Regional Reviews: Phoenix
The setting is a windowless conference room in an unspecified location where a group of creative thinkers have come together, under the leadership of a man named Sandy, to come up with an idea for a project. We are never given any specific details about what exactly that project is, but we know from what the participants say that these are highly coveted jobs. Sandy says that everyone needs to feel comfortable and safe in the room and also feel free to say whatever comes to mind. He instructs the group to "tell a really good story" with no judgements or fear of not being politically correct. The group is told the project they are working on is about "something monstrous but not necessarily about a monster" and that their personal stories they tell, and the ideas they bring up, will be the inspiration for the final piece in the hope that one story will be the spark the group needs to ignite the idea for this project. Over the course of the 115-minute, one-act play, which appears to take place over a couple of months, the group is asked to talk about such personal items as their first sexual experience, their biggest regret, and the worst thing that ever happened to them. They also wax philosophically on such ideas as how they see time and how they believe the creation of man really happened.
There isn't much of a plot and there are a few odd moments that imply there is something unnatural going on outside of the conference room, which, along with several other questions that are brought up, remain unaddressed by the time the play gets to its rather sweet and somewhat uplifting ending. Still, those few small quibbles aside, Baker has crafted an interesting and captivating drama that brings up several interesting thoughts and ideas. These range from how there may, or may not, only be a small number of main plots that every story has been based upon, to how the current climate in Hollywood calls for stories to be developed by a group, and decisions made by a committee, through spit-balling sessions, to ensure their highest rate of success.

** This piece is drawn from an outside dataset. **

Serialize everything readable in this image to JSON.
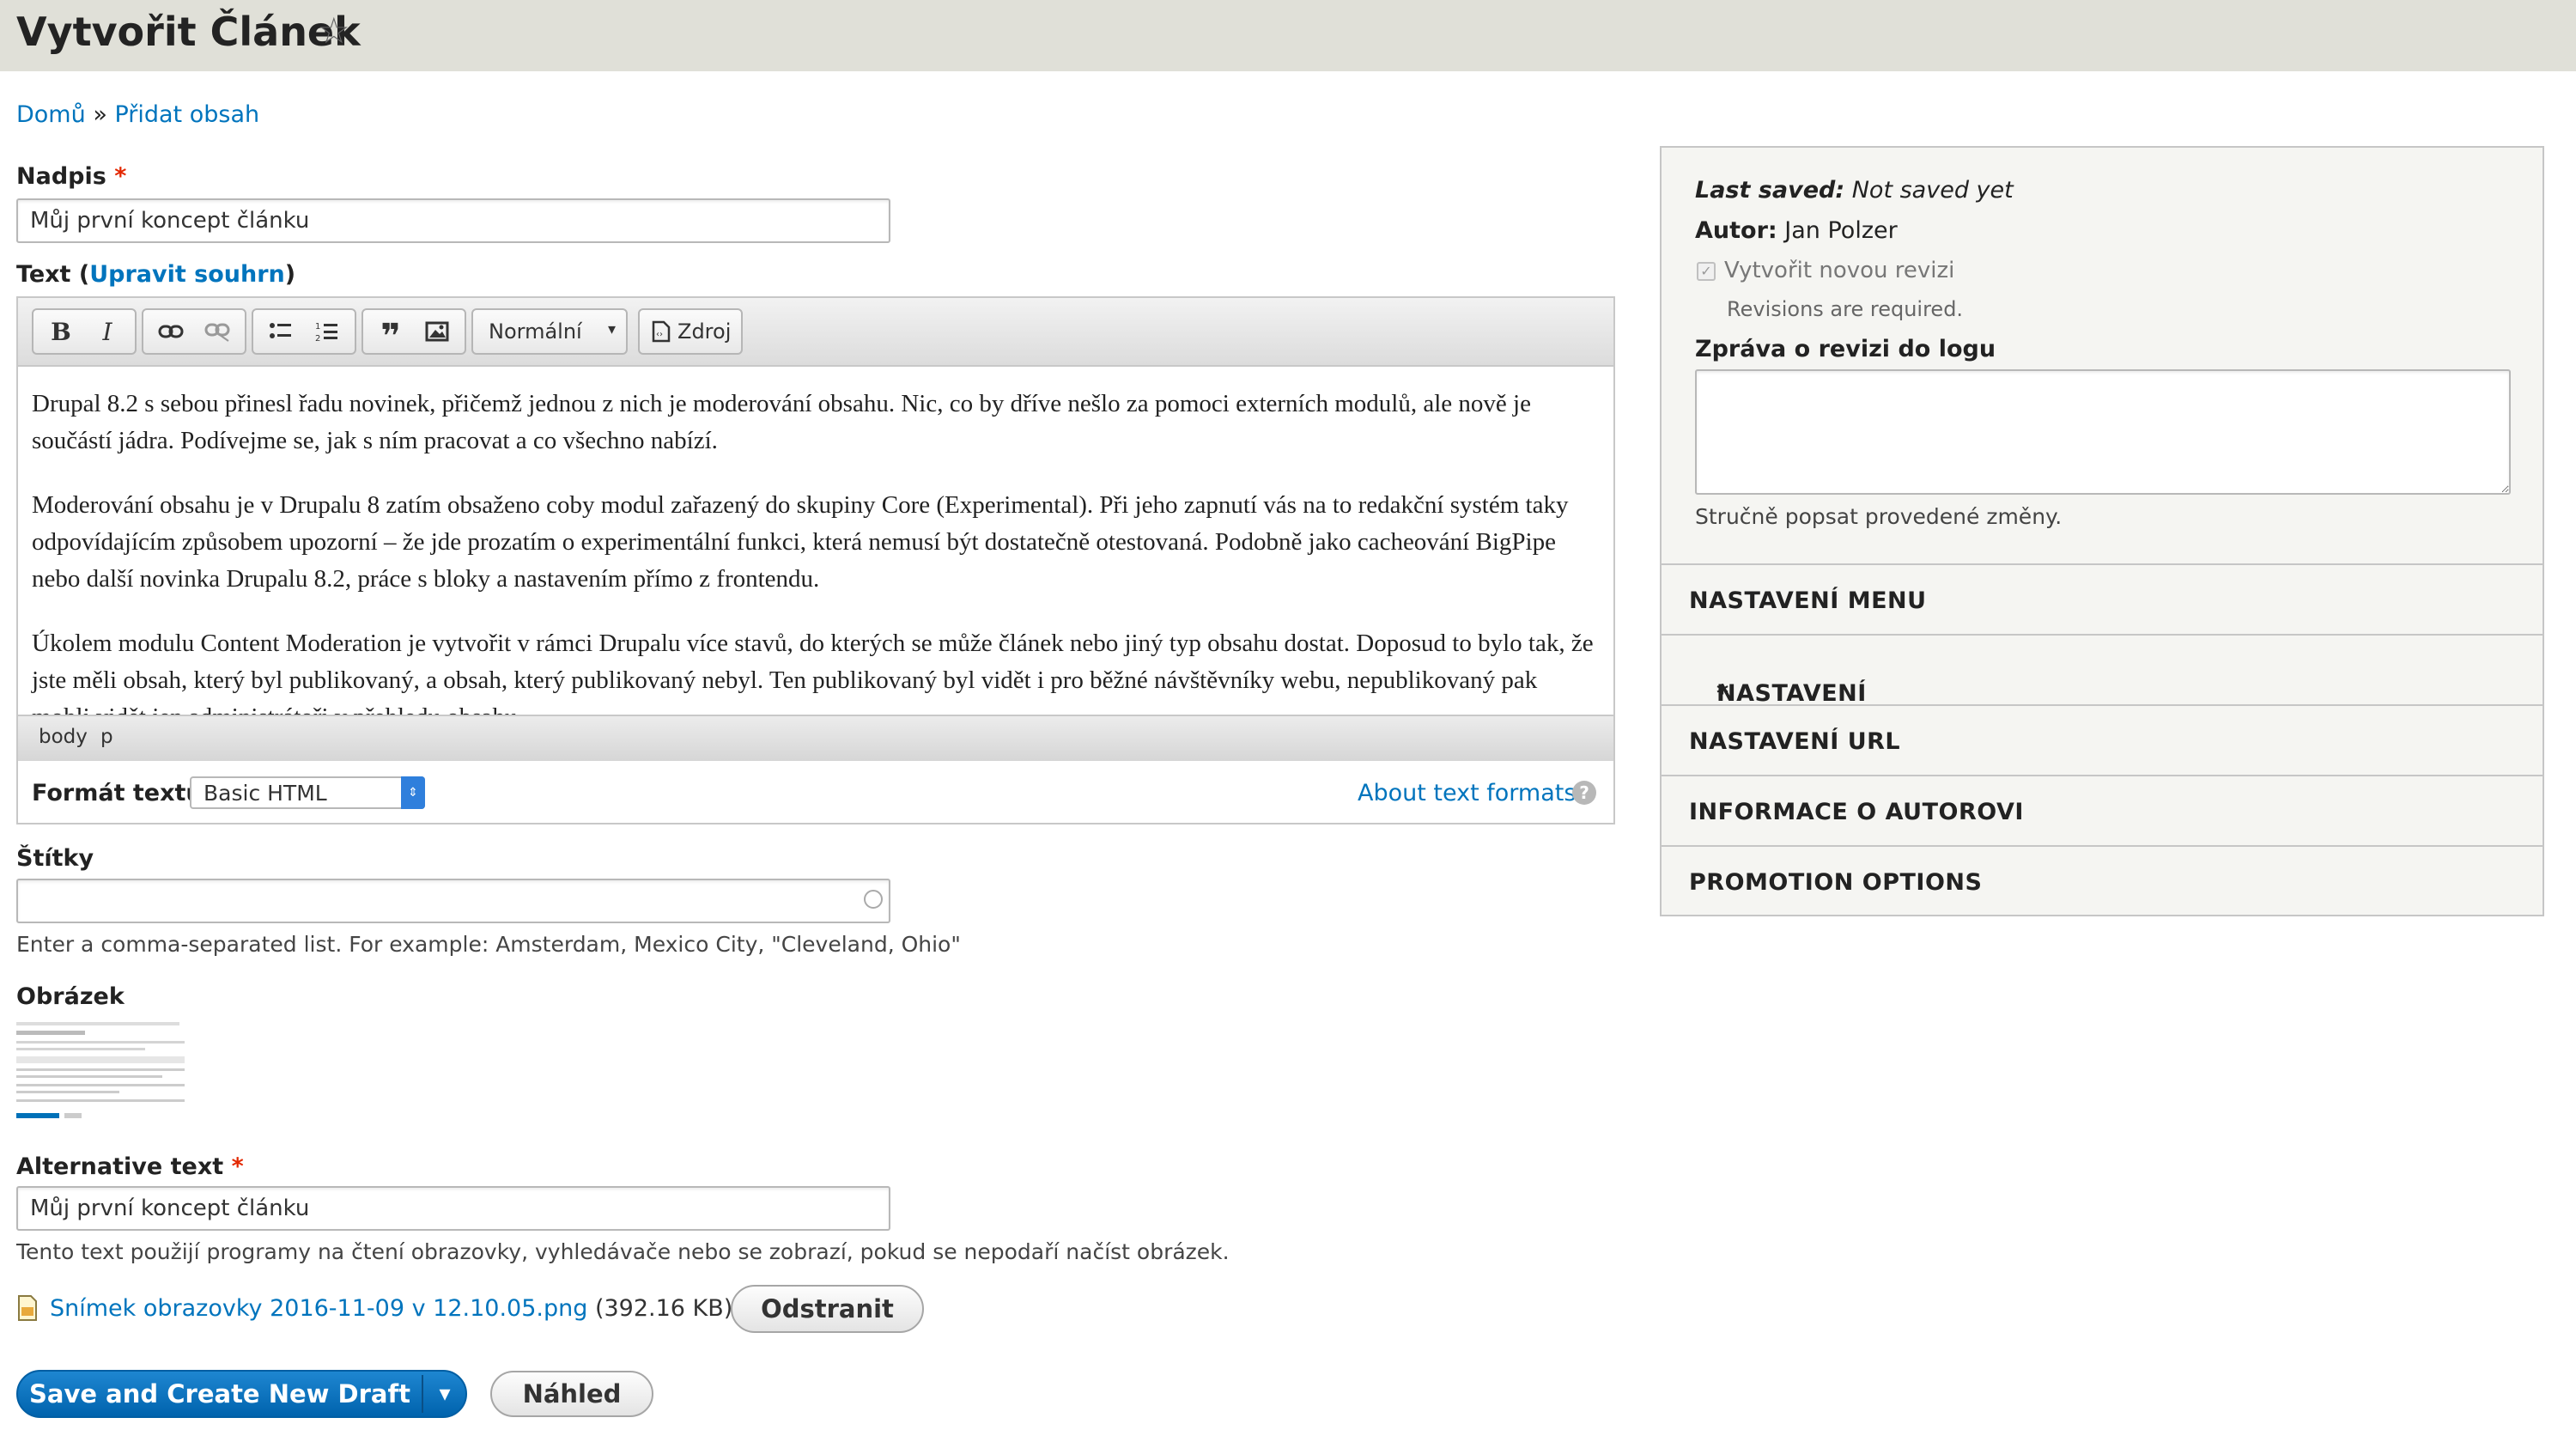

She also adds in some hilarious and accurate portrayals of how these brainstorming conference meetings can steer off course, how the technology of video conference calls is often beset with problems, and how the expectation for success can prove entirely trying on the members of the group when they have no clear understanding of where they actually stand in the eyes of the people managing the process. Also, the fact that Baker has specified in the script that there only be one woman and one ethnic male in the group, which is otherwise a sea of white men, is, I believe, clearly intentional to show how the strides that women and minorities have made in the creative world still leave them far behind an industry dominated by white men.
Under Ron May's expert direction, the ensemble of actors superbly create layered characters who, though we know very little about them except what we hear through the stories they tell, are unique, while also effectively portraying the wide range of group dynamics in a team where no one really knows much about each other. They also do an amazing job in creating realistic expressions and gestures to portray the constant state of anxiety and nervousness that happens when they are never truly certain if what they are coming up with is good enoughand if it isn't, will it mean the ends of their careers?

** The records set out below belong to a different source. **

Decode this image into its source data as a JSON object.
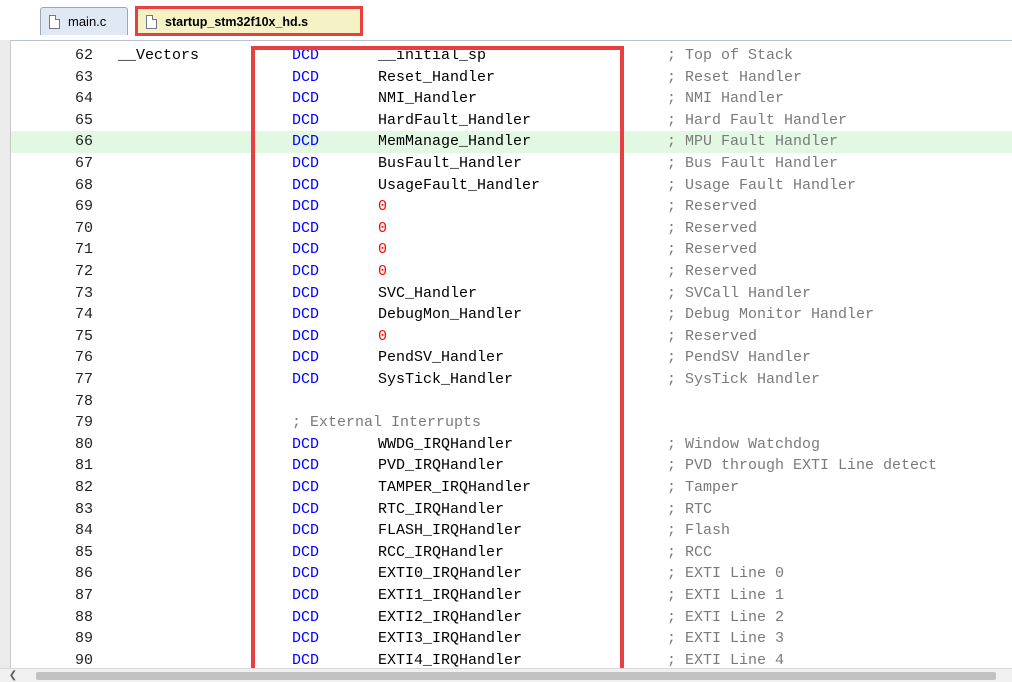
{
  "tabs": [
    {
      "label": "main.c",
      "active": false
    },
    {
      "label": "startup_stm32f10x_hd.s",
      "active": true
    }
  ],
  "colors": {
    "keyword": "#0000ff",
    "number": "#ff0000",
    "comment": "#7a7a7a",
    "current_line": "#e3f8e3",
    "annotation_box": "#e84040"
  },
  "current_line": 66,
  "lines": [
    {
      "n": "62",
      "label": "__Vectors",
      "kw": "DCD",
      "op": "__initial_sp",
      "cmt": "; Top of Stack"
    },
    {
      "n": "63",
      "kw": "DCD",
      "op": "Reset_Handler",
      "cmt": "; Reset Handler"
    },
    {
      "n": "64",
      "kw": "DCD",
      "op": "NMI_Handler",
      "cmt": "; NMI Handler"
    },
    {
      "n": "65",
      "kw": "DCD",
      "op": "HardFault_Handler",
      "cmt": "; Hard Fault Handler"
    },
    {
      "n": "66",
      "kw": "DCD",
      "op": "MemManage_Handler",
      "cmt": "; MPU Fault Handler"
    },
    {
      "n": "67",
      "kw": "DCD",
      "op": "BusFault_Handler",
      "cmt": "; Bus Fault Handler"
    },
    {
      "n": "68",
      "kw": "DCD",
      "op": "UsageFault_Handler",
      "cmt": "; Usage Fault Handler"
    },
    {
      "n": "69",
      "kw": "DCD",
      "op": "0",
      "num": true,
      "cmt": "; Reserved"
    },
    {
      "n": "70",
      "kw": "DCD",
      "op": "0",
      "num": true,
      "cmt": "; Reserved"
    },
    {
      "n": "71",
      "kw": "DCD",
      "op": "0",
      "num": true,
      "cmt": "; Reserved"
    },
    {
      "n": "72",
      "kw": "DCD",
      "op": "0",
      "num": true,
      "cmt": "; Reserved"
    },
    {
      "n": "73",
      "kw": "DCD",
      "op": "SVC_Handler",
      "cmt": "; SVCall Handler"
    },
    {
      "n": "74",
      "kw": "DCD",
      "op": "DebugMon_Handler",
      "cmt": "; Debug Monitor Handler"
    },
    {
      "n": "75",
      "kw": "DCD",
      "op": "0",
      "num": true,
      "cmt": "; Reserved"
    },
    {
      "n": "76",
      "kw": "DCD",
      "op": "PendSV_Handler",
      "cmt": "; PendSV Handler"
    },
    {
      "n": "77",
      "kw": "DCD",
      "op": "SysTick_Handler",
      "cmt": "; SysTick Handler"
    },
    {
      "n": "78"
    },
    {
      "n": "79",
      "full_cmt": "; External Interrupts"
    },
    {
      "n": "80",
      "kw": "DCD",
      "op": "WWDG_IRQHandler",
      "cmt": "; Window Watchdog"
    },
    {
      "n": "81",
      "kw": "DCD",
      "op": "PVD_IRQHandler",
      "cmt": "; PVD through EXTI Line detect"
    },
    {
      "n": "82",
      "kw": "DCD",
      "op": "TAMPER_IRQHandler",
      "cmt": "; Tamper"
    },
    {
      "n": "83",
      "kw": "DCD",
      "op": "RTC_IRQHandler",
      "cmt": "; RTC"
    },
    {
      "n": "84",
      "kw": "DCD",
      "op": "FLASH_IRQHandler",
      "cmt": "; Flash"
    },
    {
      "n": "85",
      "kw": "DCD",
      "op": "RCC_IRQHandler",
      "cmt": "; RCC"
    },
    {
      "n": "86",
      "kw": "DCD",
      "op": "EXTI0_IRQHandler",
      "cmt": "; EXTI Line 0"
    },
    {
      "n": "87",
      "kw": "DCD",
      "op": "EXTI1_IRQHandler",
      "cmt": "; EXTI Line 1"
    },
    {
      "n": "88",
      "kw": "DCD",
      "op": "EXTI2_IRQHandler",
      "cmt": "; EXTI Line 2"
    },
    {
      "n": "89",
      "kw": "DCD",
      "op": "EXTI3_IRQHandler",
      "cmt": "; EXTI Line 3"
    },
    {
      "n": "90",
      "kw": "DCD",
      "op": "EXTI4_IRQHandler",
      "cmt": "; EXTI Line 4"
    }
  ]
}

David Weiss, as Sandy, is very effective at showing how this man is clearly in charge and calling the shots, though he is often distracted by his own personal issues and his fear of not living up to the demands of his own boss. As the two men who have been involved in past think tanks for this company, Michael Peck and Louis Farber do an amazing job of displaying the heightened anxiety and fears that the project may not come to fruition. Dolores Mendoza, Michael Thompson, Eric Zaklukiewicz, Will Hightower and William Wyss add many moments of both drama and humor as a wide range of characters, with each getting several moments to shine, and Shannon Phelps is a knock-out as Sandy's ditzy assistant who tells a story of her past that is truly unbelievableboth the story and Phelps' delivery of it.
Is The Antipodes an absurd satire, or a cautionary tale on how corporate think tank worlds have taken over the Hollywood creative process? Is it a reality check on how there are no original stories left to tell, or how the stories we've been told in our past can take on a life of their own to the point where, over time, we embellish them with unrealistic details but retell them with such conviction that we believe they are factual? Or, does it show that one single writer can still come up with a story that is entirely original and completely engaging? I believe it's all of the above.
Stray Cat Theatre's The Antipodes, through September 22, 2018, at the at the Tempe Center for the Arts, 700 W. Rio Salado Parkway, Tempe AZ. Tickets can be ordered by calling 480-227-1766 or visiting straycattheatre.org.
Written by Annie Baker